Is e-filing really a much better way to file your taxes?
Americans and the IRS may not agree about everything, but they are largely on the exact same page when it comes to e-filing individual income tax returns.
Nearly all individual income tax returns submitted to the IRS are e-filed. E-filing is a favorite as it is a win-win for taxpayers and the IRS.
In return, you can find any refund you are owed quicker, especially in the event that you have it directly deposited into your bank accounts.
However, what about safety? And can digital filing really give you access to all the forms you may need if you have a intricate tax situation? Are there situations when you can’t e-file? Let us look at the benefits of e-filing, and if it may be the very best filing choice for your needs.
If you’re thinking about e-filing, some of the advantages include:
- Quick affirmation your forms are obtained: The IRS will confirm a tax filing has been received within one day of electronic submission. For paper filers, the IRS doesn’t send any acknowledgment your forms have arrived safely.
Timely refunds: When you publish a paper filing, it can take six to eight months to receive a tax refund. With e-filing, you’ll receive your money in 3 weeks or less. Choosing direct deposit can also speed up the refund process.
Reduced chance of mistakes: In accordance with the IRS, there’s approximately a 1 percent error rate on e-filed yields, compared with a 20% speed of errors on paper filings. The IRS also provides more info on issues discovered on e-filed returns compared with paper yields.
Easy payment process: If you owe the IRS money, it’s simpler to cover at your convenience when you e-file. It’s possible to submit returns early and pay afterwards if needed, as long as you pay by the April 15 filing deadline.

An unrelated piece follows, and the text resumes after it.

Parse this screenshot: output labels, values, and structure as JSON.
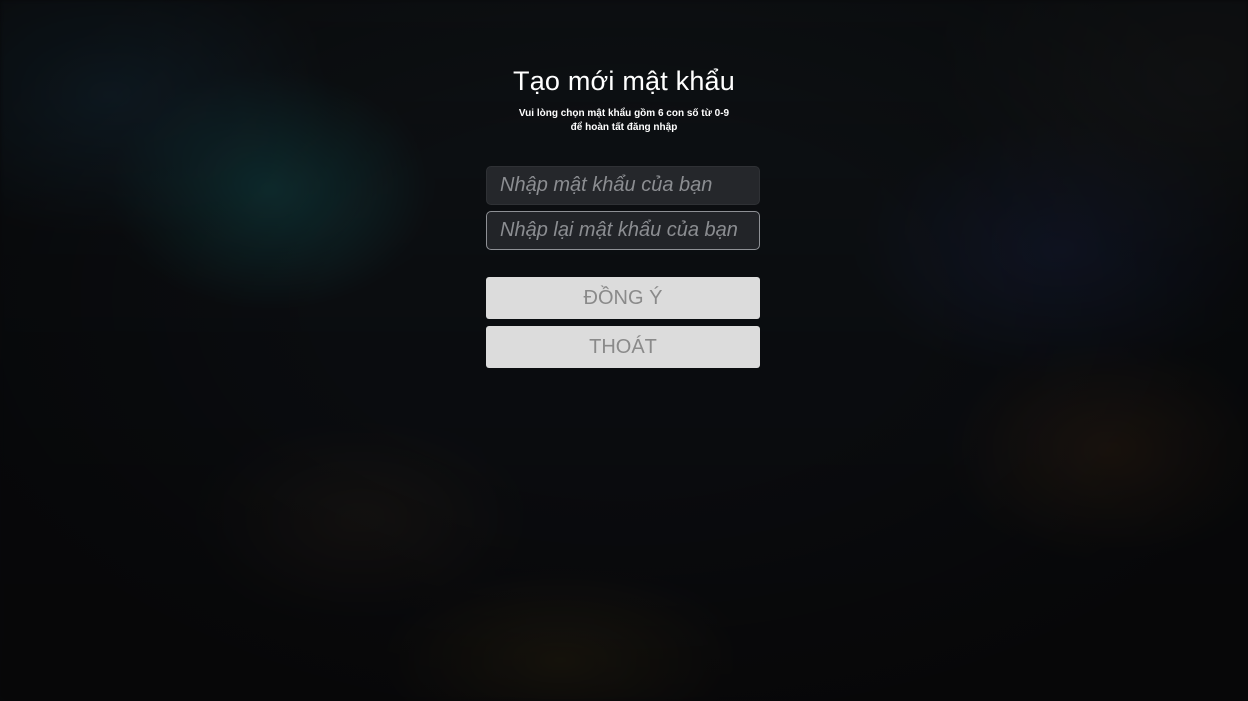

Additionally you have the choice to pay your balance by making use of the IRS Direct pay service from the checking or savings account, filing a credit card through a payment processor for a fee, or paying by check or money order.
Digital storage of tax information: Submitting returns electronically means there is a digital copy of your tax records. So if something happens to your paperwork, then you’ll have an electronic backup.
The good news: Most taxpayers do opt to e-file and get those advantages — and the practice of doing so is simple.
How to e-file a tax return?
Using online tax prep software is far and away the preferred approach of most taxpayers. Actually, the IRS says it expected more than four tax returns to be submitted through tax return prep software.
Is e-filing really secure?
While e-filing is convenient, you could worry about security — particularly with so many data breaches. But experts agree this isn’t an issue which should dissuade you by e-filing.
“E-filing a tax return has proven to be an extremely secure way to file your taxes,” says Scott Grissom, vice president of product leadership, advertising and revenue at LegalShield. “In actuality, it can be more secure than paper filing since you’re sending your private information through an encrypted network rather than exposing your information in the mail.”
Dennis Chow, vice president of information security at SCIS Security, clarifies the IRS has set safety measures in place to keep your information secure. “Vendors typically utilize IRS particular APIs that require token sessions,” Chow says. “All this can be routed over TLS encrypted links “
It’s very important to use a trustworthy service to assist you file your taxes. Chow advises not to e-file on a public computer or use an online connection that is not private.
For many taxpayers, it is sensible to e-file a return since it is the most convenient way to file your tax information to the IRS and it allows for timely refunds and easy payment options. Just be sure to use tax planning software from a dependable source, so that you can make certain the information you supply to transmit to the IRS is going to be kept protected.